Task directions: Among the entries below, find the lines with the word "name" and copy them.
____ Records shown
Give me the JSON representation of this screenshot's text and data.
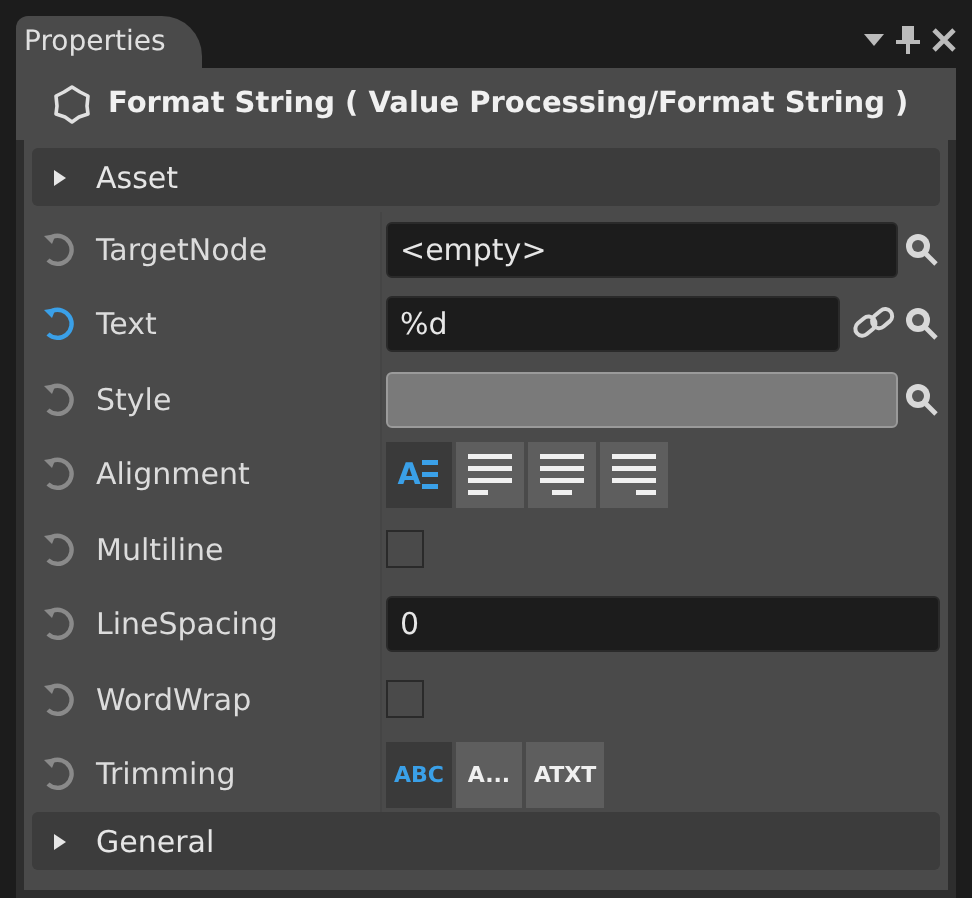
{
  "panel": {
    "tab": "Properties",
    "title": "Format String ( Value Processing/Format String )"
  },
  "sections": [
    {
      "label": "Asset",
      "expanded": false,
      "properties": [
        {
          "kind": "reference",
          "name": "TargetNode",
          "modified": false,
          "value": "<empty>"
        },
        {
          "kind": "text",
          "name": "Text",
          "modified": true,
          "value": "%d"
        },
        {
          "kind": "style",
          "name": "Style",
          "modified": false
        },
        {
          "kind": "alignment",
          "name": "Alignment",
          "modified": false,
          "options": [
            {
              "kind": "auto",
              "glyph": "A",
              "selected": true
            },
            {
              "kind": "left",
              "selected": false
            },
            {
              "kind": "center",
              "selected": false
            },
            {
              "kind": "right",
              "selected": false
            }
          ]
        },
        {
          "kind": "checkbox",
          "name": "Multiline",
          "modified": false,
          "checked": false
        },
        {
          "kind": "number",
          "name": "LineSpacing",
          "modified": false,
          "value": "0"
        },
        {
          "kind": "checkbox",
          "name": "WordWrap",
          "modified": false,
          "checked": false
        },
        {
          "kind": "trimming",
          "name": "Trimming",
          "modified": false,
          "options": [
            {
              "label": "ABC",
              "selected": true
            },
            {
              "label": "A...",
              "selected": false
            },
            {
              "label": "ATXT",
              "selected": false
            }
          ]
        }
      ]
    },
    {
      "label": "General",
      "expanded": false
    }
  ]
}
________
Worked solution:
          "name": "TargetNode",
          "name": "Text",
          "name": "Style",
          "name": "Alignment",
          "name": "Multiline",
          "name": "LineSpacing",
          "name": "WordWrap",
          "name": "Trimming",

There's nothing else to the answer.